"What is the appropriate way to use the term "sensei"? At what point does a person become or start being addressed as "sensei"? I would imagine that opinions vary on the subject, as would various schools and arts, so I'm curious to see what folks might have to say."
Nick Lowry responded...
"in the budo tradition we come from, typically after 4th dan students and peers may use the term sensei to refer to a teacher-- though in Japansese culture in general,
who serves as a teacher may be refered to in this way -- Later, after 6th dan you hear the term shihan or "leader of men" used as well, though the term sensei is still also completely appropraite reguardless of rank--
as with all honorific titles and ranks it is coinsidered rude and arrogant to use such terms to refer to oneself -- a point widely overlooked in the west where such usage has become an ugly form of advertising --

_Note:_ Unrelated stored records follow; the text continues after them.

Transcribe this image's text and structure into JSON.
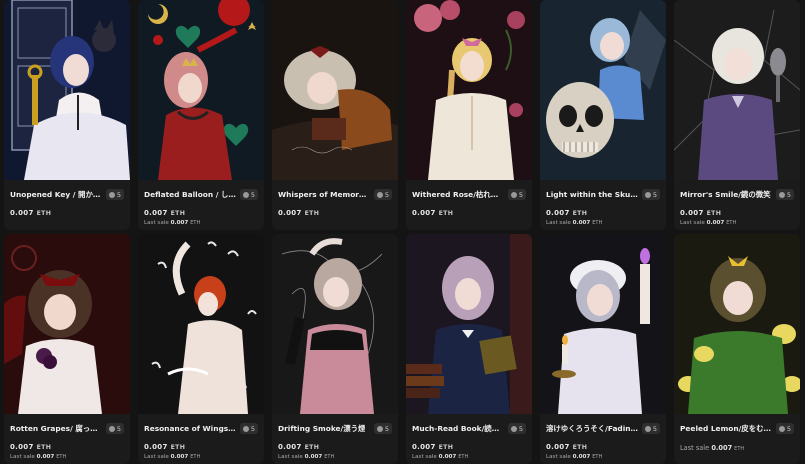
{
  "currency_unit": "ETH",
  "last_sale_label": "Last sale",
  "cards": [
    {
      "title": "Unopened Key / 開かずの鍵",
      "editions": "5",
      "price": "0.007",
      "last_sale": ""
    },
    {
      "title": "Deflated Balloon / しぼん…",
      "editions": "5",
      "price": "0.007",
      "last_sale": "0.007"
    },
    {
      "title": "Whispers of Memory / 心…",
      "editions": "5",
      "price": "0.007",
      "last_sale": ""
    },
    {
      "title": "Withered Rose/枯れた薔薇",
      "editions": "5",
      "price": "0.007",
      "last_sale": ""
    },
    {
      "title": "Light within the Skull/骸骨…",
      "editions": "5",
      "price": "0.007",
      "last_sale": "0.007"
    },
    {
      "title": "Mirror's Smile/鏡の微笑",
      "editions": "5",
      "price": "0.007",
      "last_sale": "0.007"
    },
    {
      "title": "Rotten Grapes/ 腐ったぶ…",
      "editions": "5",
      "price": "0.007",
      "last_sale": "0.007"
    },
    {
      "title": "Resonance of Wings/羽の…",
      "editions": "5",
      "price": "0.007",
      "last_sale": "0.007"
    },
    {
      "title": "Drifting Smoke/漂う煙",
      "editions": "5",
      "price": "0.007",
      "last_sale": "0.007"
    },
    {
      "title": "Much-Read Book/読み込…",
      "editions": "5",
      "price": "0.007",
      "last_sale": "0.007"
    },
    {
      "title": "溶けゆくろうそく/Fading …",
      "editions": "5",
      "price": "0.007",
      "last_sale": "0.007"
    },
    {
      "title": "Peeled Lemon/皮をむかれ…",
      "editions": "5",
      "price": "",
      "last_sale": "0.007"
    }
  ]
}
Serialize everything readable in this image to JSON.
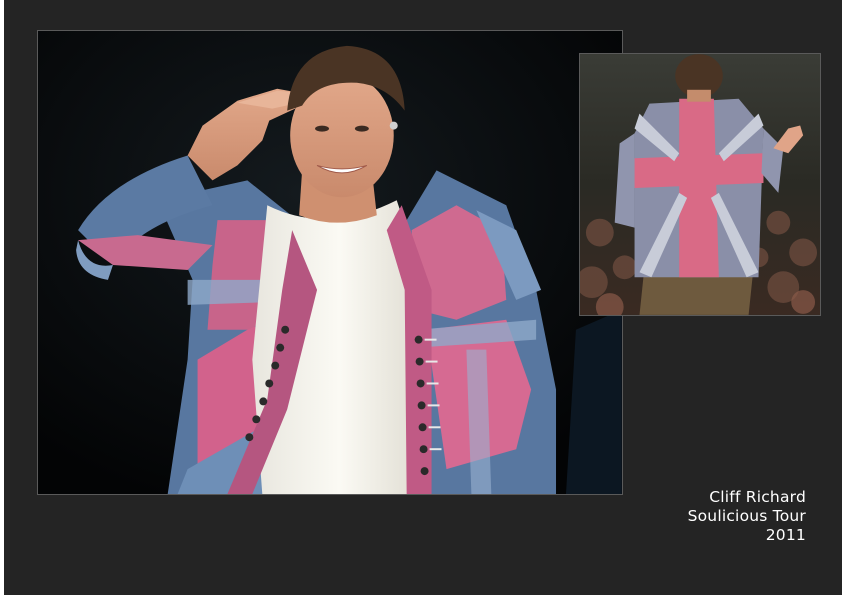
{
  "caption": {
    "name": "Cliff Richard",
    "tour": "Soulicious Tour",
    "year": "2011"
  },
  "photos": {
    "main": "performer-saluting-photo",
    "inset": "performer-back-view-photo"
  },
  "colors": {
    "background": "#242424",
    "jacket_pink": "#d45f86",
    "jacket_blue": "#5a7aa0",
    "caption_text": "#ffffff"
  }
}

For myself, i am pointedly embarassed at my own (unknowing) misuse of such in the past -- i see that i was just following the examples of my role models, but i did not yet understand how my models were themselves being rude and arrogant
there are also a variety of other honorific titles that have been misused over the years which are missappropriations form other ranking systems-- i think it is best to just avoid them entirely"

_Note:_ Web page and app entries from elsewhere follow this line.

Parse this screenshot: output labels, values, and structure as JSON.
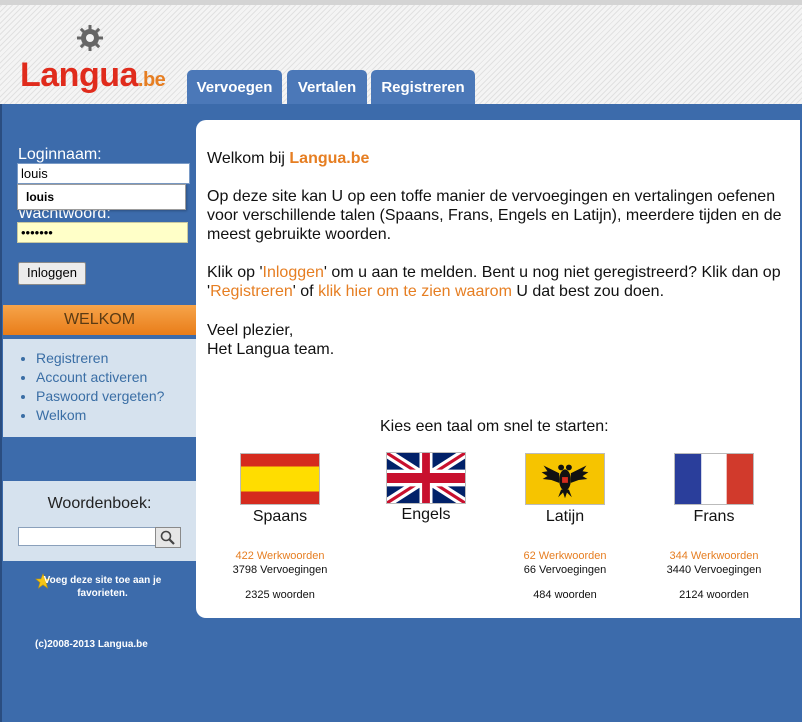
{
  "header": {
    "logo_main": "Langua",
    "logo_tld": ".be",
    "tabs": [
      {
        "label": "Vervoegen"
      },
      {
        "label": "Vertalen"
      },
      {
        "label": "Registreren"
      }
    ]
  },
  "login": {
    "username_label": "Loginnaam:",
    "username_value": "louis",
    "autocomplete_suggestion": "louis",
    "password_label": "Wachtwoord:",
    "password_value": "•••••••",
    "login_button": "Inloggen"
  },
  "welkom": {
    "title": "WELKOM",
    "links": [
      "Registreren",
      "Account activeren",
      "Paswoord vergeten?",
      "Welkom"
    ]
  },
  "dictionary": {
    "label": "Woordenboek:"
  },
  "favorites_text": "Voeg deze site toe aan je favorieten.",
  "copyright": "(c)2008-2013 Langua.be",
  "main": {
    "welcome_prefix": "Welkom bij ",
    "welcome_site": "Langua.be",
    "intro": "Op deze site kan U op een toffe manier de vervoegingen en vertalingen oefenen voor verschillende talen (Spaans, Frans, Engels en Latijn), meerdere tijden en de meest gebruikte woorden.",
    "p2_a": "Klik op '",
    "p2_login_link": "Inloggen",
    "p2_b": "' om u aan te melden. Bent u nog niet geregistreerd? Klik dan op '",
    "p2_register_link": "Registreren",
    "p2_c": "' of ",
    "p2_why_link": "klik hier om te zien waarom",
    "p2_d": " U dat best zou doen.",
    "closing_1": "Veel plezier,",
    "closing_2": "Het Langua team.",
    "choose_language": "Kies een taal om snel te starten:"
  },
  "languages": [
    {
      "name": "Spaans",
      "werkwoorden": "422 Werkwoorden",
      "vervoegingen": "3798 Vervoegingen",
      "woorden": "2325 woorden"
    },
    {
      "name": "Engels",
      "werkwoorden": "",
      "vervoegingen": "",
      "woorden": ""
    },
    {
      "name": "Latijn",
      "werkwoorden": "62 Werkwoorden",
      "vervoegingen": "66 Vervoegingen",
      "woorden": "484 woorden"
    },
    {
      "name": "Frans",
      "werkwoorden": "344 Werkwoorden",
      "vervoegingen": "3440 Vervoegingen",
      "woorden": "2124 woorden"
    }
  ],
  "colors": {
    "brand_blue": "#3c6bab",
    "brand_orange": "#e67e22",
    "logo_red": "#e02b1c"
  }
}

And I say.....
What??? But I am the Sensei Strange!!!
Let me explain something about myself. I have degrees in Anthropology and Psychology. Like Indiana Jones, I was sure when I moved to Japan I was going to seamlessly blend into the culture, mastering the language in days. Contrary to my fantasies I remained a giant, fat, larger than life, boisterous heavy beer drinker. Much of my fitting in involved dancing on desktops (much to coworkers horror) staging fire shows, pouring Tequila into the city mayor until he ceremoniously vomited over a banquet and levitating cards in classrooms. I have a flair for the dramatic after all.
Let's get one thing straight I know I am going to catch a lot of crap over the goofy name. Fact is though I am a sensei. I would never refer to myself as that in conversation. I am a professional educator. That is all sensei means.

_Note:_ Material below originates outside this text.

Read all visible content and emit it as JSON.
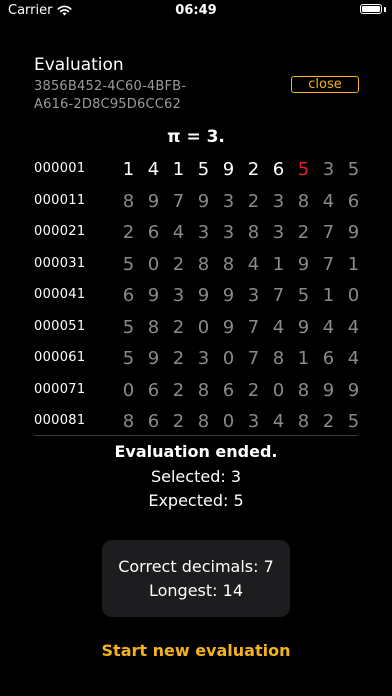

In 2000 I was writing articles for a few Zen and Budo online magazines. I found no matter how well crafted and insightful I wrote, no one would remember my name. One day I was teaching an English class and I performed a bit of dance and ended with a magic trick. I heard one of the students gasp - "henna sensei" which means strange teacher.Then in a flash "Sensei Strange" came to me. Well aware of the Japanese language conventions, I started using it as a pen name. Instantly I became memorable. Interesting thing about art - how you frame it is as important as the art itself.
So I adopted Sensei...not as a mere title. I adopted it as my pen name!!!! Again, I proved myself to be a white, bearded Godzilla plowing through Japanese conventions.
I ran the name by some of my Japanese friends as a stage name for the magic act I was developing. They all gave it an enthusiastic yes vote. Then slowly over the next few years, being a shameless self promoter of magic I introduced myself as Sensei Strange more and more! It became my real and only name for almost everyone I now know in some circles. It is my professional freak name of sorts.
Then it came time for me to open a dojo. I explained for all my students not to call me sensei. Eventually I stopped fighting it. The title/name became an avatar to aspire to fill. I had to live up to my own legend. Yes I have the proper qualifications to take the sensei title in several martial arts now. But still I do not think of myself as the exalted budo sensei. I am a teacher though, and budo happens to be just one of my forums.
That's my story. Is it arrogant and rude to call yourself Sensei? yup. Magicians are special though. Martial arts magicians are double special. We can trick you AND trip you. Plus really pretty people like me can do what we like. :D No, I am just kidding of course if you couldn't pick up the jesting nature from the text alone.
When I wrestled with this pickle I found myself in, I threw caution to the wind and decided to continue to pillage Japanese culture - with reverence! Like in calligraphy and aikido, if you really know the rules - you suddenly find you can break them! I know the rules. I choose to break them, and ironically I find it silly when I find someone else breaking this convention. haha - ain't life a kicker! Do as I say, not as I do. It is all a goofy game.
I am now the Sensei Strange, sometimes online and on the magic stage. I have business cards and a website to prove it. Do I like the name? - not all the time. But for now it seems to have stuck.